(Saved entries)

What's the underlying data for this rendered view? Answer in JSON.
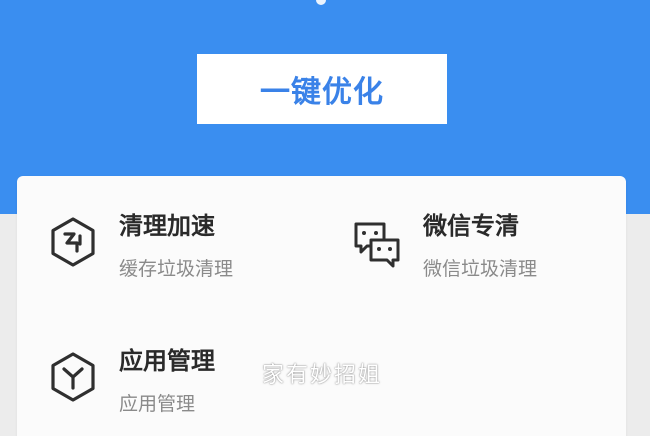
{
  "colors": {
    "header_bg": "#3a8ef0",
    "button_text": "#3a82e8",
    "card_bg": "#fbfbfb",
    "title_text": "#2a2a2a",
    "subtitle_text": "#8a8a8a"
  },
  "header": {
    "optimize_button_label": "一键优化"
  },
  "features": [
    {
      "title": "清理加速",
      "subtitle": "缓存垃圾清理",
      "icon": "cleanup-hexagon-icon"
    },
    {
      "title": "微信专清",
      "subtitle": "微信垃圾清理",
      "icon": "wechat-chat-icon"
    },
    {
      "title": "应用管理",
      "subtitle": "应用管理",
      "icon": "app-hexagon-icon"
    }
  ],
  "watermark": "家有妙招姐"
}
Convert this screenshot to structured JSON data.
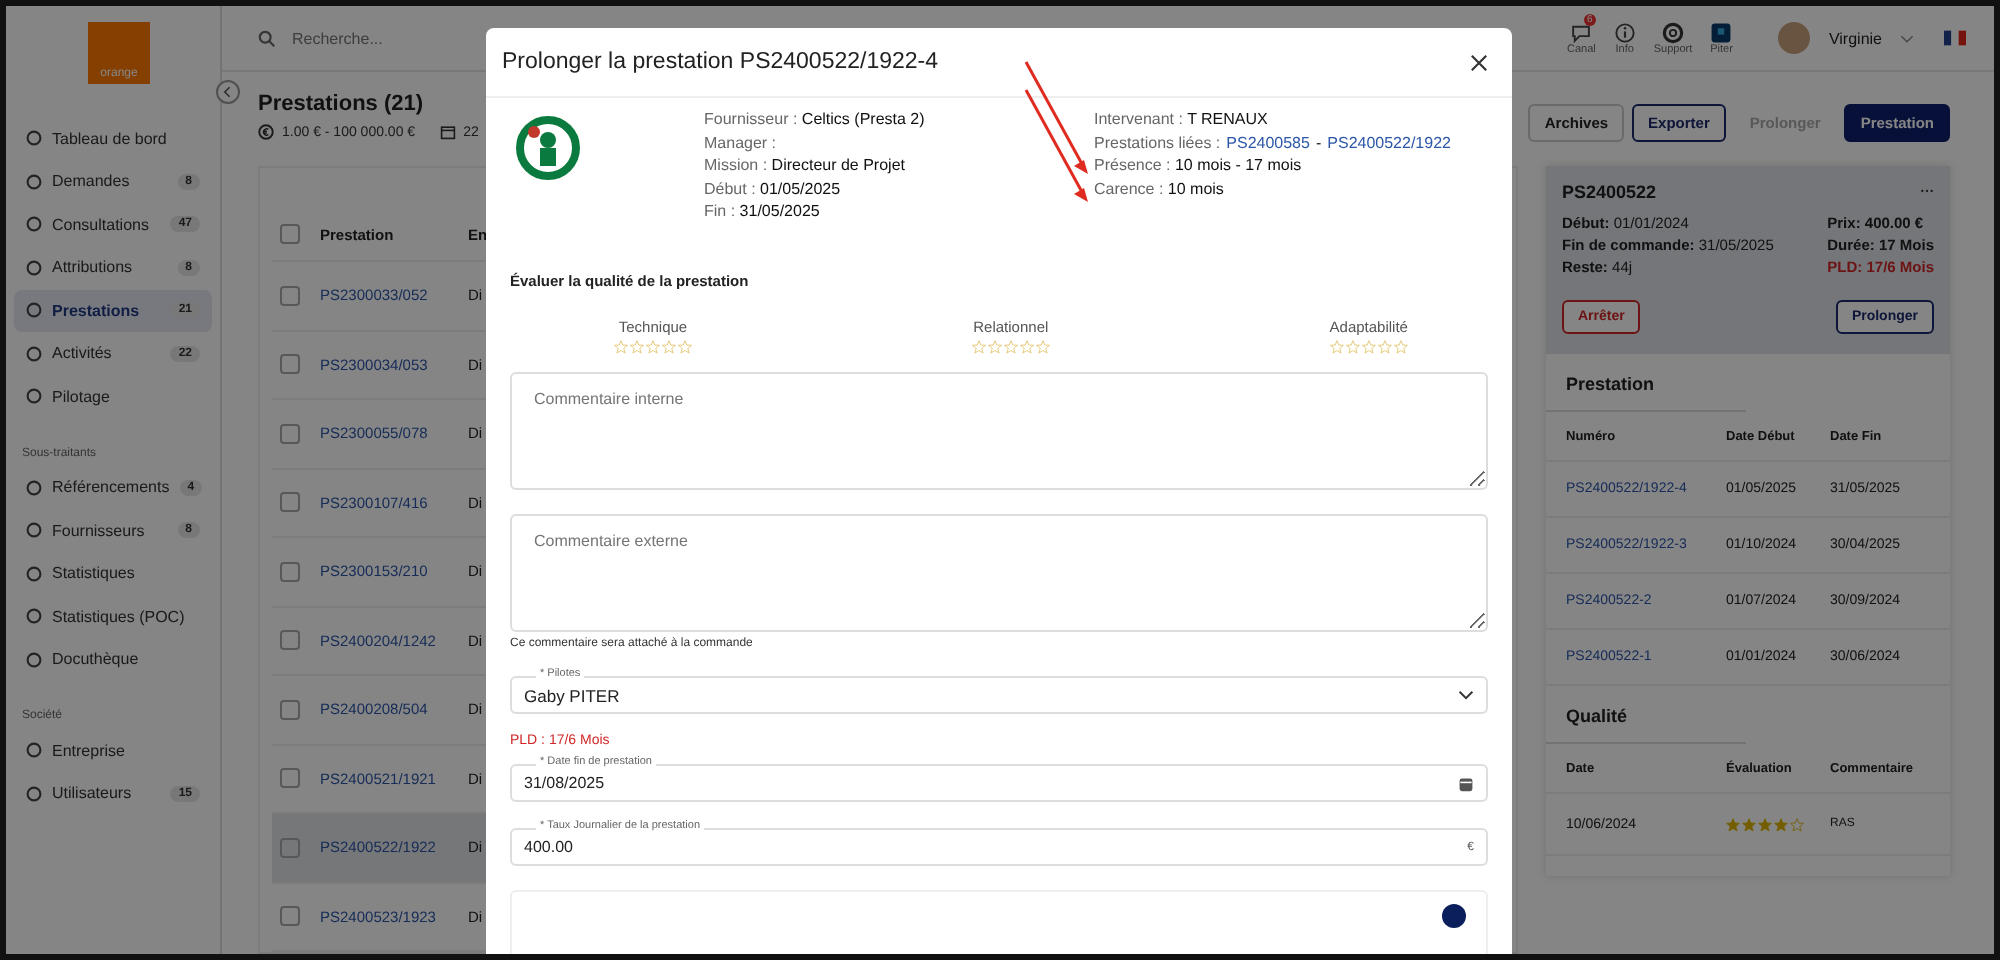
{
  "topbar": {
    "search_placeholder": "Recherche...",
    "icons": [
      {
        "kind": "chat",
        "label": "Canal",
        "badge": "6"
      },
      {
        "kind": "info",
        "label": "Info"
      },
      {
        "kind": "support",
        "label": "Support"
      },
      {
        "kind": "piter",
        "label": "Piter"
      }
    ],
    "user": "Virginie"
  },
  "sidebar": {
    "logo": "orange",
    "sections": [
      {
        "items": [
          {
            "label": "Tableau de bord",
            "selected": false
          },
          {
            "label": "Demandes",
            "count": "8",
            "selected": false
          },
          {
            "label": "Consultations",
            "count": "47",
            "selected": false
          },
          {
            "label": "Attributions",
            "count": "8",
            "selected": false
          },
          {
            "label": "Prestations",
            "count": "21",
            "selected": true
          },
          {
            "label": "Activités",
            "count": "22",
            "selected": false
          },
          {
            "label": "Pilotage",
            "selected": false
          }
        ]
      },
      {
        "title": "Sous-traitants",
        "items": [
          {
            "label": "Référencements",
            "count": "4",
            "selected": false
          },
          {
            "label": "Fournisseurs",
            "count": "8",
            "selected": false
          },
          {
            "label": "Statistiques",
            "selected": false
          },
          {
            "label": "Statistiques (POC)",
            "selected": false
          },
          {
            "label": "Docuthèque",
            "selected": false
          }
        ]
      },
      {
        "title": "Société",
        "items": [
          {
            "label": "Entreprise",
            "selected": false
          },
          {
            "label": "Utilisateurs",
            "count": "15",
            "selected": false
          }
        ]
      }
    ]
  },
  "page": {
    "title": "Prestations (21)",
    "price_filter": "1.00 € - 100 000.00 €",
    "date_filter": "22"
  },
  "toolbar": [
    {
      "kind": "plain",
      "label": "Archives",
      "disabled": false
    },
    {
      "kind": "outline",
      "label": "Exporter",
      "disabled": false
    },
    {
      "kind": "plain",
      "label": "Prolonger",
      "disabled": true
    },
    {
      "kind": "primary",
      "label": "Prestation",
      "disabled": false
    }
  ],
  "table": {
    "columns": [
      "Prestation",
      "En"
    ],
    "header_checked": false,
    "rows": [
      {
        "id": "PS2300033/052",
        "column_2": "Di",
        "checked": false,
        "selected": false
      },
      {
        "id": "PS2300034/053",
        "column_2": "Di",
        "checked": false,
        "selected": false
      },
      {
        "id": "PS2300055/078",
        "column_2": "Di",
        "checked": false,
        "selected": false
      },
      {
        "id": "PS2300107/416",
        "column_2": "Di",
        "checked": false,
        "selected": false
      },
      {
        "id": "PS2300153/210",
        "column_2": "Di",
        "checked": false,
        "selected": false
      },
      {
        "id": "PS2400204/1242",
        "column_2": "Di",
        "checked": false,
        "selected": false
      },
      {
        "id": "PS2400208/504",
        "column_2": "Di",
        "checked": false,
        "selected": false
      },
      {
        "id": "PS2400521/1921",
        "column_2": "Di",
        "checked": false,
        "selected": false
      },
      {
        "id": "PS2400522/1922",
        "column_2": "Di",
        "checked": false,
        "selected": true
      },
      {
        "id": "PS2400523/1923",
        "column_2": "Di",
        "checked": false,
        "selected": false
      }
    ]
  },
  "detail": {
    "title": "PS2400522",
    "left": [
      "**Début:** 01/01/2024",
      "**Fin de commande:** 31/05/2025",
      "**Reste:** 44j"
    ],
    "right": [
      {
        "text": "Prix: 400.00 €",
        "alert": false
      },
      {
        "text": "Durée: 17 Mois",
        "alert": false
      },
      {
        "text": "PLD: 17/6 Mois",
        "alert": true
      }
    ],
    "stop_button": "Arrêter",
    "extend_button": "Prolonger",
    "prestations": {
      "title": "Prestation",
      "columns": [
        "Numéro",
        "Date Début",
        "Date Fin"
      ],
      "rows": [
        [
          "PS2400522/1922-4",
          "01/05/2025",
          "31/05/2025"
        ],
        [
          "PS2400522/1922-3",
          "01/10/2024",
          "30/04/2025"
        ],
        [
          "PS2400522-2",
          "01/07/2024",
          "30/09/2024"
        ],
        [
          "PS2400522-1",
          "01/01/2024",
          "30/06/2024"
        ]
      ]
    },
    "quality": {
      "title": "Qualité",
      "columns": [
        "Date",
        "Évaluation",
        "Commentaire"
      ],
      "rows": [
        {
          "date": "10/06/2024",
          "stars": 4,
          "comment": "RAS"
        }
      ]
    }
  },
  "modal": {
    "title": "Prolonger la prestation PS2400522/1922-4",
    "info_left": [
      {
        "label": "Fournisseur :",
        "value": "Celtics (Presta 2)"
      },
      {
        "label": "Manager :"
      },
      {
        "label": "Mission :",
        "value": "Directeur de Projet"
      },
      {
        "label": "Début :",
        "value": "01/05/2025"
      },
      {
        "label": "Fin :",
        "value": "31/05/2025"
      }
    ],
    "info_right": [
      {
        "label": "Intervenant :",
        "value": "T RENAUX"
      },
      {
        "label": "Prestations liées :",
        "links": [
          "PS2400585",
          "PS2400522/1922"
        ],
        "link_separator": "-"
      },
      {
        "label": "Présence :",
        "value": "10 mois - 17 mois"
      },
      {
        "label": "Carence :",
        "value": "10 mois"
      }
    ],
    "rating_title": "Évaluer la qualité de la prestation",
    "criteria": [
      {
        "label": "Technique",
        "stars": 0
      },
      {
        "label": "Relationnel",
        "stars": 0
      },
      {
        "label": "Adaptabilité",
        "stars": 0
      }
    ],
    "internal_comment": {
      "placeholder": "Commentaire interne"
    },
    "external_comment": {
      "placeholder": "Commentaire externe",
      "help": "Ce commentaire sera attaché à la commande"
    },
    "pilot": {
      "label": "* Pilotes",
      "value": "Gaby PITER"
    },
    "pld": "PLD :  17/6 Mois",
    "end_date": {
      "label": "* Date fin de prestation",
      "value": "31/08/2025"
    },
    "rate": {
      "label": "* Taux Journalier de la prestation",
      "value": "400.00",
      "suffix": "€"
    }
  }
}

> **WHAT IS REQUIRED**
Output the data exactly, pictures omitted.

> **SOLVED EXERCISE**
What's the underlying data for this rendered view? Answer in JSON.
{
  "colors": {
    "header_bg": "#3a8ef0",
    "button_text": "#3a82e8",
    "card_bg": "#fbfbfb",
    "title_text": "#2a2a2a",
    "subtitle_text": "#8a8a8a"
  },
  "header": {
    "optimize_button_label": "一键优化"
  },
  "features": [
    {
      "title": "清理加速",
      "subtitle": "缓存垃圾清理",
      "icon": "cleanup-hexagon-icon"
    },
    {
      "title": "微信专清",
      "subtitle": "微信垃圾清理",
      "icon": "wechat-chat-icon"
    },
    {
      "title": "应用管理",
      "subtitle": "应用管理",
      "icon": "app-hexagon-icon"
    }
  ],
  "watermark": "家有妙招姐"
}
Convert this screenshot to structured JSON data.
{
  "topbar": {
    "search_placeholder": "Recherche...",
    "icons": [
      {
        "kind": "chat",
        "label": "Canal",
        "badge": "6"
      },
      {
        "kind": "info",
        "label": "Info"
      },
      {
        "kind": "support",
        "label": "Support"
      },
      {
        "kind": "piter",
        "label": "Piter"
      }
    ],
    "user": "Virginie"
  },
  "sidebar": {
    "logo": "orange",
    "sections": [
      {
        "items": [
          {
            "label": "Tableau de bord",
            "selected": false
          },
          {
            "label": "Demandes",
            "count": "8",
            "selected": false
          },
          {
            "label": "Consultations",
            "count": "47",
            "selected": false
          },
          {
            "label": "Attributions",
            "count": "8",
            "selected": false
          },
          {
            "label": "Prestations",
            "count": "21",
            "selected": true
          },
          {
            "label": "Activités",
            "count": "22",
            "selected": false
          },
          {
            "label": "Pilotage",
            "selected": false
          }
        ]
      },
      {
        "title": "Sous-traitants",
        "items": [
          {
            "label": "Référencements",
            "count": "4",
            "selected": false
          },
          {
            "label": "Fournisseurs",
            "count": "8",
            "selected": false
          },
          {
            "label": "Statistiques",
            "selected": false
          },
          {
            "label": "Statistiques (POC)",
            "selected": false
          },
          {
            "label": "Docuthèque",
            "selected": false
          }
        ]
      },
      {
        "title": "Société",
        "items": [
          {
            "label": "Entreprise",
            "selected": false
          },
          {
            "label": "Utilisateurs",
            "count": "15",
            "selected": false
          }
        ]
      }
    ]
  },
  "page": {
    "title": "Prestations (21)",
    "price_filter": "1.00 € - 100 000.00 €",
    "date_filter": "22"
  },
  "toolbar": [
    {
      "kind": "plain",
      "label": "Archives",
      "disabled": false
    },
    {
      "kind": "outline",
      "label": "Exporter",
      "disabled": false
    },
    {
      "kind": "plain",
      "label": "Prolonger",
      "disabled": true
    },
    {
      "kind": "primary",
      "label": "Prestation",
      "disabled": false
    }
  ],
  "table": {
    "columns": [
      "Prestation",
      "En"
    ],
    "header_checked": false,
    "rows": [
      {
        "id": "PS2300033/052",
        "column_2": "Di",
        "checked": false,
        "selected": false
      },
      {
        "id": "PS2300034/053",
        "column_2": "Di",
        "checked": false,
        "selected": false
      },
      {
        "id": "PS2300055/078",
        "column_2": "Di",
        "checked": false,
        "selected": false
      },
      {
        "id": "PS2300107/416",
        "column_2": "Di",
        "checked": false,
        "selected": false
      },
      {
        "id": "PS2300153/210",
        "column_2": "Di",
        "checked": false,
        "selected": false
      },
      {
        "id": "PS2400204/1242",
        "column_2": "Di",
        "checked": false,
        "selected": false
      },
      {
        "id": "PS2400208/504",
        "column_2": "Di",
        "checked": false,
        "selected": false
      },
      {
        "id": "PS2400521/1921",
        "column_2": "Di",
        "checked": false,
        "selected": false
      },
      {
        "id": "PS2400522/1922",
        "column_2": "Di",
        "checked": false,
        "selected": true
      },
      {
        "id": "PS2400523/1923",
        "column_2": "Di",
        "checked": false,
        "selected": false
      }
    ]
  },
  "detail": {
    "title": "PS2400522",
    "left": [
      "**Début:** 01/01/2024",
      "**Fin de commande:** 31/05/2025",
      "**Reste:** 44j"
    ],
    "right": [
      {
        "text": "Prix: 400.00 €",
        "alert": false
      },
      {
        "text": "Durée: 17 Mois",
        "alert": false
      },
      {
        "text": "PLD: 17/6 Mois",
        "alert": true
      }
    ],
    "stop_button": "Arrêter",
    "extend_button": "Prolonger",
    "prestations": {
      "title": "Prestation",
      "columns": [
        "Numéro",
        "Date Début",
        "Date Fin"
      ],
      "rows": [
        [
          "PS2400522/1922-4",
          "01/05/2025",
          "31/05/2025"
        ],
        [
          "PS2400522/1922-3",
          "01/10/2024",
          "30/04/2025"
        ],
        [
          "PS2400522-2",
          "01/07/2024",
          "30/09/2024"
        ],
        [
          "PS2400522-1",
          "01/01/2024",
          "30/06/2024"
        ]
      ]
    },
    "quality": {
      "title": "Qualité",
      "columns": [
        "Date",
        "Évaluation",
        "Commentaire"
      ],
      "rows": [
        {
          "date": "10/06/2024",
          "stars": 4,
          "comment": "RAS"
        }
      ]
    }
  },
  "modal": {
    "title": "Prolonger la prestation PS2400522/1922-4",
    "info_left": [
      {
        "label": "Fournisseur :",
        "value": "Celtics (Presta 2)"
      },
      {
        "label": "Manager :"
      },
      {
        "label": "Mission :",
        "value": "Directeur de Projet"
      },
      {
        "label": "Début :",
        "value": "01/05/2025"
      },
      {
        "label": "Fin :",
        "value": "31/05/2025"
      }
    ],
    "info_right": [
      {
        "label": "Intervenant :",
        "value": "T RENAUX"
      },
      {
        "label": "Prestations liées :",
        "links": [
          "PS2400585",
          "PS2400522/1922"
        ],
        "link_separator": "-"
      },
      {
        "label": "Présence :",
        "value": "10 mois - 17 mois"
      },
      {
        "label": "Carence :",
        "value": "10 mois"
      }
    ],
    "rating_title": "Évaluer la qualité de la prestation",
    "criteria": [
      {
        "label": "Technique",
        "stars": 0
      },
      {
        "label": "Relationnel",
        "stars": 0
      },
      {
        "label": "Adaptabilité",
        "stars": 0
      }
    ],
    "internal_comment": {
      "placeholder": "Commentaire interne"
    },
    "external_comment": {
      "placeholder": "Commentaire externe",
      "help": "Ce commentaire sera attaché à la commande"
    },
    "pilot": {
      "label": "* Pilotes",
      "value": "Gaby PITER"
    },
    "pld": "PLD :  17/6 Mois",
    "end_date": {
      "label": "* Date fin de prestation",
      "value": "31/08/2025"
    },
    "rate": {
      "label": "* Taux Journalier de la prestation",
      "value": "400.00",
      "suffix": "€"
    }
  }
}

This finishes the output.